3. Have you ever spoken to any other journalists who travelled to Antarctica after you were there? Did they have similar experiences and impressions?
Not that I can recall, so I have no idea.
4. What attracted you about going to Antarctica in real life?
I wanted an antidote to the cram of city living. Sydney was too noisy to work, too agitated and rattly. I needed to get away. I’m attracted to frontiers, to places few people go to – and Antarctica felt like the ultimate frontier. I also love diving into these places from a female perspective. Antarctica’s history and literature has been colonised by blokes. I wanted a different take.
5. Is Fin a completely fictional name or do you also have a brother who nicknamed you that?
It’s fictional. My brother called me Nicks.
6. On the subject of nicknames, most of the characters in Shiver who journey to Antarctica have nicknames. Is this based on reality and, if so, why do you think this is the case? Is it because people adopt a different personality when travelling to, and living in, Antarctica?
It’s part and parcel of the Aussie Antarctic expeditioners’ world. Saying that, I’ve always grown up around shortened names and nicknames. My family were known (unfortunately!) as “the Humps” when I was a kid. Why? Gemmell/camel/hump. I was baby Hump (the youngest in the family. My mum and dad were Mr and Mrs Hump.) It’s an endearingly Aussie trait to shorten names.
7. When you think back to your time in Antarctica what image(s) most immediately comes to mind?
A snow petrel on the wind.
8. Fin says she has been told that “everyone comes back from Antarctica a different person”. How did the experience change you?

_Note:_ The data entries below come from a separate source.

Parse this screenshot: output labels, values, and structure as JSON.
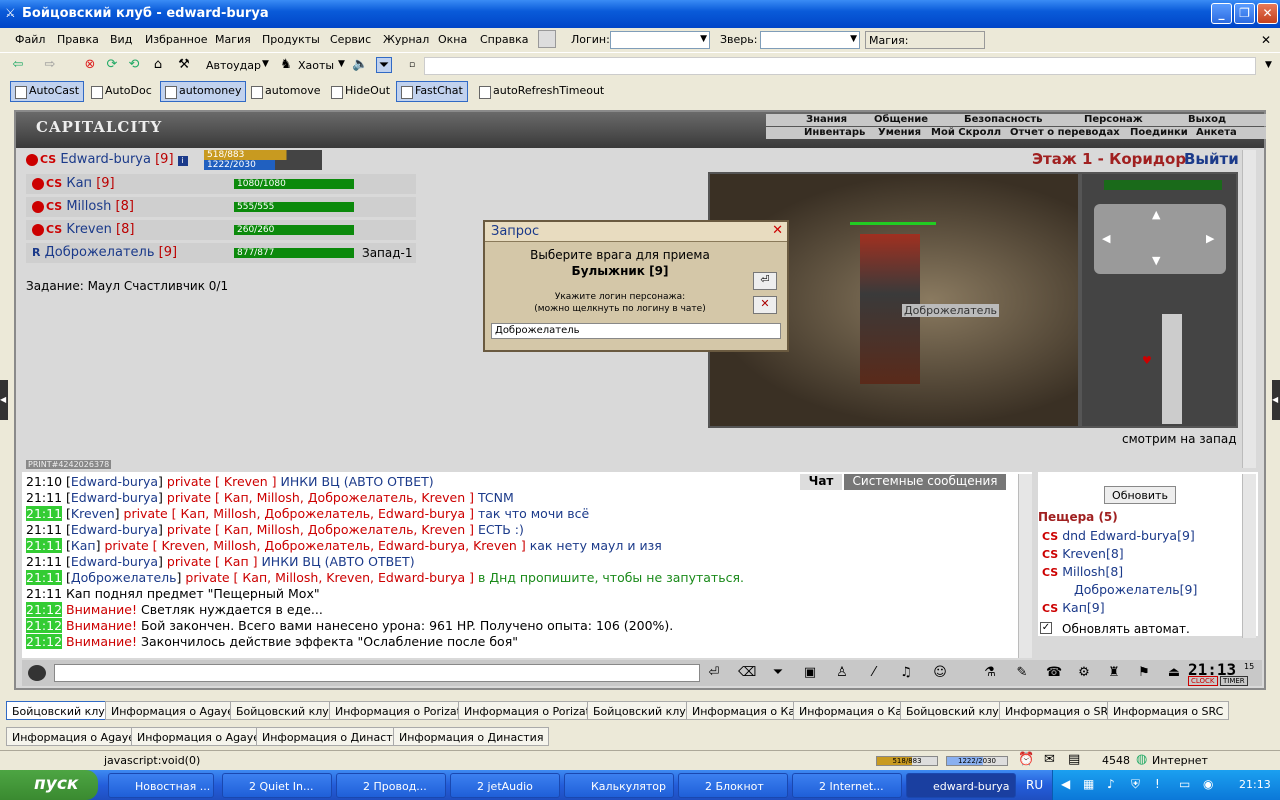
{
  "window": {
    "title": "Бойцовский клуб - edward-burya"
  },
  "menu": {
    "items": [
      "Файл",
      "Правка",
      "Вид",
      "Избранное",
      "Магия",
      "Продукты",
      "Сервис",
      "Журнал",
      "Окна",
      "Справка"
    ],
    "login_label": "Логин:",
    "beast_label": "Зверь:",
    "magic_label": "Магия:"
  },
  "toolbar": {
    "autoudar": "Автоудар",
    "haos": "Хаоты"
  },
  "plugins": [
    "AutoCast",
    "AutoDoc",
    "automoney",
    "automove",
    "HideOut",
    "FastChat",
    "autoRefreshTimeout"
  ],
  "plugins_on": [
    true,
    false,
    true,
    false,
    false,
    true,
    false
  ],
  "game": {
    "logo": "CAPITALCITY",
    "nav1": [
      "Знания",
      "Общение",
      "Безопасность",
      "Персонаж",
      "Выход"
    ],
    "nav2": [
      "Инвентарь",
      "Умения",
      "Мой Скролл",
      "Отчет о переводах",
      "Поединки",
      "Анкета"
    ],
    "self": {
      "name": "Edward-burya",
      "level": "[9]",
      "hp": "518/883",
      "mana": "1222/2030"
    },
    "party": [
      {
        "clan": "CS",
        "name": "Кап",
        "level": "[9]",
        "hp": "1080/1080",
        "extra": ""
      },
      {
        "clan": "CS",
        "name": "Millosh",
        "level": "[8]",
        "hp": "555/555",
        "extra": ""
      },
      {
        "clan": "CS",
        "name": "Kreven",
        "level": "[8]",
        "hp": "260/260",
        "extra": ""
      },
      {
        "clan": "R",
        "name": "Доброжелатель",
        "level": "[9]",
        "hp": "877/877",
        "extra": "Запад-1"
      }
    ],
    "quest": "Задание: Маул Счастливчик 0/1",
    "location": "Этаж 1 - Коридор",
    "exit": "Выйти",
    "view_caption": "смотрим на запад",
    "npc_label": "Доброжелатель",
    "print_id": "PRINT#4242026378"
  },
  "dialog": {
    "title": "Запрос",
    "line1": "Выберите врага для приема",
    "line2": "Булыжник [9]",
    "hint1": "Укажите логин персонажа:",
    "hint2": "(можно щелкнуть по логину в чате)",
    "value": "Доброжелатель"
  },
  "chat_tabs": {
    "chat": "Чат",
    "system": "Системные сообщения"
  },
  "chat": [
    {
      "t": "21:10",
      "g": false,
      "n": "Edward-burya",
      "p": "private [ Kreven ]",
      "m": "ИНКИ ВЦ (АВТО ОТВЕТ)",
      "c": "msg"
    },
    {
      "t": "21:11",
      "g": false,
      "n": "Edward-burya",
      "p": "private [ Кап, Millosh, Доброжелатель, Kreven ]",
      "m": "TCNM",
      "c": "msg"
    },
    {
      "t": "21:11",
      "g": true,
      "n": "Kreven",
      "p": "private [ Кап, Millosh, Доброжелатель, Edward-burya ]",
      "m": "так что мочи всё",
      "c": "msg"
    },
    {
      "t": "21:11",
      "g": false,
      "n": "Edward-burya",
      "p": "private [ Кап, Millosh, Доброжелатель, Kreven ]",
      "m": "ЕСТЬ :)",
      "c": "msg"
    },
    {
      "t": "21:11",
      "g": true,
      "n": "Кап",
      "p": "private [ Kreven, Millosh, Доброжелатель, Edward-burya, Kreven ]",
      "m": "как нету маул и изя",
      "c": "msg"
    },
    {
      "t": "21:11",
      "g": false,
      "n": "Edward-burya",
      "p": "private [ Кап ]",
      "m": "ИНКИ ВЦ (АВТО ОТВЕТ)",
      "c": "msg"
    },
    {
      "t": "21:11",
      "g": true,
      "n": "Доброжелатель",
      "p": "private [ Кап, Millosh, Kreven, Edward-burya ]",
      "m": "в Днд пропишите, чтобы не запутаться.",
      "c": "msgg"
    }
  ],
  "sys": [
    {
      "t": "21:11",
      "g": false,
      "text": "Кап поднял предмет \"Пещерный Мох\""
    },
    {
      "t": "21:12",
      "g": true,
      "warn": "Внимание!",
      "text": "Светляк нуждается в еде..."
    },
    {
      "t": "21:12",
      "g": true,
      "warn": "Внимание!",
      "text": "Бой закончен. Всего вами нанесено урона: 961 HP. Получено опыта: 106 (200%)."
    },
    {
      "t": "21:12",
      "g": true,
      "warn": "Внимание!",
      "text": "Закончилось действие эффекта \"Ослабление после боя\""
    }
  ],
  "right_panel": {
    "refresh": "Обновить",
    "room": "Пещера (5)",
    "members": [
      "dnd Edward-burya[9]",
      "Kreven[8]",
      "Millosh[8]",
      "Доброжелатель[9]",
      "Кап[9]"
    ],
    "auto": "Обновлять автомат."
  },
  "clock": {
    "time": "21:13",
    "sec": "15",
    "clock_label": "CLOCK",
    "timer_label": "TIMER"
  },
  "tabs1": [
    "Бойцовский клуб",
    "Информация о Agayev",
    "Бойцовский клуб",
    "Информация о Porizatel",
    "Информация о Porizatel",
    "Бойцовский клуб",
    "Информация о Кап",
    "Информация о Кап",
    "Бойцовский клуб",
    "Информация о SRC",
    "Информация о SRC"
  ],
  "tabs2": [
    "Информация о Agayev",
    "Информация о Agayev",
    "Информация о Династия",
    "Информация о Династия"
  ],
  "status": {
    "url": "javascript:void(0)",
    "hp": "518/883",
    "mana": "1222/2030",
    "num": "4548",
    "zone": "Интернет"
  },
  "taskbar": {
    "start": "пуск",
    "tasks": [
      "Новостная ...",
      "2 Quiet In...",
      "2 Провод...",
      "2 jetAudio",
      "Калькулятор",
      "2 Блокнот",
      "2 Internet...",
      "edward-burya"
    ],
    "lang": "RU",
    "time": "21:13"
  }
}
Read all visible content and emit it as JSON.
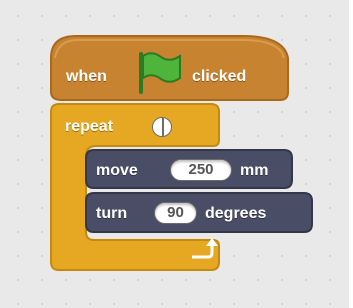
{
  "hat_block": {
    "text_before": "when",
    "text_after": "clicked",
    "icon": "green-flag-icon",
    "color": "#c88330"
  },
  "repeat_block": {
    "label": "repeat",
    "color": "#e6a822"
  },
  "motion_blocks": [
    {
      "keyword": "move",
      "value": "250",
      "unit": "mm"
    },
    {
      "keyword": "turn",
      "value": "90",
      "unit": "degrees"
    }
  ],
  "motion_color": "#4a4d66",
  "loop_arrow_icon": "loop-arrow-icon"
}
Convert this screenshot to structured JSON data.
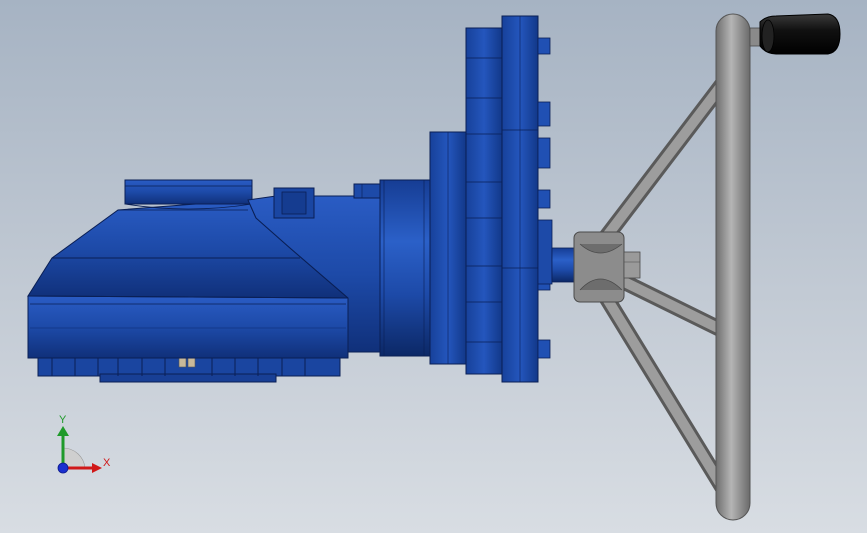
{
  "viewport": {
    "background_top": "#a6b3c3",
    "background_bottom": "#d8dde3"
  },
  "model": {
    "body_color": "#1d4aa8",
    "body_shadow": "#0d2c72",
    "body_edge": "#0a1f55",
    "handwheel_color": "#8a8a8a",
    "handle_grip_color": "#1a1a1a"
  },
  "triad": {
    "x_label": "X",
    "y_label": "Y",
    "x_color": "#d01818",
    "y_color": "#1f9a2a",
    "z_color": "#1a2fd0"
  }
}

In so many ways – it’s all in Shiver. I think the main thing was that it taught me the importance of living a light life, with few possessions, and living your life with passion – do what you want to do with your time on this earth. There were some tremendously inspiring people I was travelling with. I grew up on that voyage. It stopped the silliness.

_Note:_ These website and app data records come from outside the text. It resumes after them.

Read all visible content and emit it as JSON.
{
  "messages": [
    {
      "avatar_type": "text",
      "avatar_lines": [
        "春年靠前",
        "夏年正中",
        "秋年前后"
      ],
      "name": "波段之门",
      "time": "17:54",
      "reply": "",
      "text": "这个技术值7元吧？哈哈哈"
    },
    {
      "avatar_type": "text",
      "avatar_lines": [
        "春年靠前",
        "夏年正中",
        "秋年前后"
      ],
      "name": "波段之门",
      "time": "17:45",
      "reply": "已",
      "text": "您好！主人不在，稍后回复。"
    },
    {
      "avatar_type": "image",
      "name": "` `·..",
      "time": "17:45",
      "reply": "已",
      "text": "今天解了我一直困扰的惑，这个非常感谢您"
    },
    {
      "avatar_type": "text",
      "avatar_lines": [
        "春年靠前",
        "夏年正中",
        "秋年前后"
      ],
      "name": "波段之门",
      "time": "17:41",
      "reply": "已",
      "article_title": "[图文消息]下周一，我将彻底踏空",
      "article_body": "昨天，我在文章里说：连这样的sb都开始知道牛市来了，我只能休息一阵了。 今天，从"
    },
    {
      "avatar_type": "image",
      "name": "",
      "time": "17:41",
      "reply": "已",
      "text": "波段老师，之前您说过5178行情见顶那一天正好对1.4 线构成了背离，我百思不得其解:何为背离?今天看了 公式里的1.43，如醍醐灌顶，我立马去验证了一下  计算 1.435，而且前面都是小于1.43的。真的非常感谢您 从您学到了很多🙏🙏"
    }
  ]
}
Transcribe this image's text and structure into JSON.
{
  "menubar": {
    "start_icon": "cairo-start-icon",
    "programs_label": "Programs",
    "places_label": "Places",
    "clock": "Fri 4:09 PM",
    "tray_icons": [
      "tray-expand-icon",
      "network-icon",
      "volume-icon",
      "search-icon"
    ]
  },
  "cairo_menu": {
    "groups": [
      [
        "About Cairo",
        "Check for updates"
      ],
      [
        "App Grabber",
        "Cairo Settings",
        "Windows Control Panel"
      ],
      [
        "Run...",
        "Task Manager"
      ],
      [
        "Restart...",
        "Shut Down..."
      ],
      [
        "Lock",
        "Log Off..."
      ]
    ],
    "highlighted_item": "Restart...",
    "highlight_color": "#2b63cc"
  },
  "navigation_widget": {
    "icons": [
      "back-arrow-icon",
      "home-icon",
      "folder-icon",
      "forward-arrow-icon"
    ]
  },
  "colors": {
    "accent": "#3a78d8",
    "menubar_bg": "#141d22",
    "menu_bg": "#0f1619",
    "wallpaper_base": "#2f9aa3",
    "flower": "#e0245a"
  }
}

9. Fin also says at the end of the novel, “I feel that I can never return to Antarctica”. Did you feel the same way after your trip? Do you still feel this way?
I do because of what went on down there. It would be too emotional to ever return. I’ve had my time there, I will never go back.
10. Do you remain in contact with any of the people with whom you travelled to Antarctica?
Yes. Some of the women are dear friends, still. But I haven’t kept in contact with any of the men.
11. Why do you think Fin/you felt such an irresistible urge to travel to the Australian desert after experiencing Antarctica?
They are similar in many respects – tough places with an incredible spirituality soaked into them. Both the ice desert and the sand desert are under my skin and won’t let me go.
12. You said recently in an article in Notebook magazine (November, 2009) that having travelled all over the world, you now crave the “serenity of belonging” and specifically of being in urban Australia surrounded by your family. Now that you have “returned home”, how does it feel? Has, in your words, a “rangy restlessness” come yet to “undermine your shiny days”? If it does return, where else in the world do you most passionately want to travel?
I haven’t yet made it home! I’m working on it though, so we’ll see. Back soon I hope, flushed clean for a new adventure.
13. Finally, do you find yourself reading a lot of world literature to quell that “rangy restlessness” somewhat? If so, have there been any particular gems you would like to share?
I always love Michael Ondaatje for his powerful sense of place, his communion with the land – whether that be Sri Lanka or Italy or Canada.
(Hope you enjoyed this interview – a bit of a change for The Literary Nomad. Next time we will be in Ukraine with Everything Is Illuminated).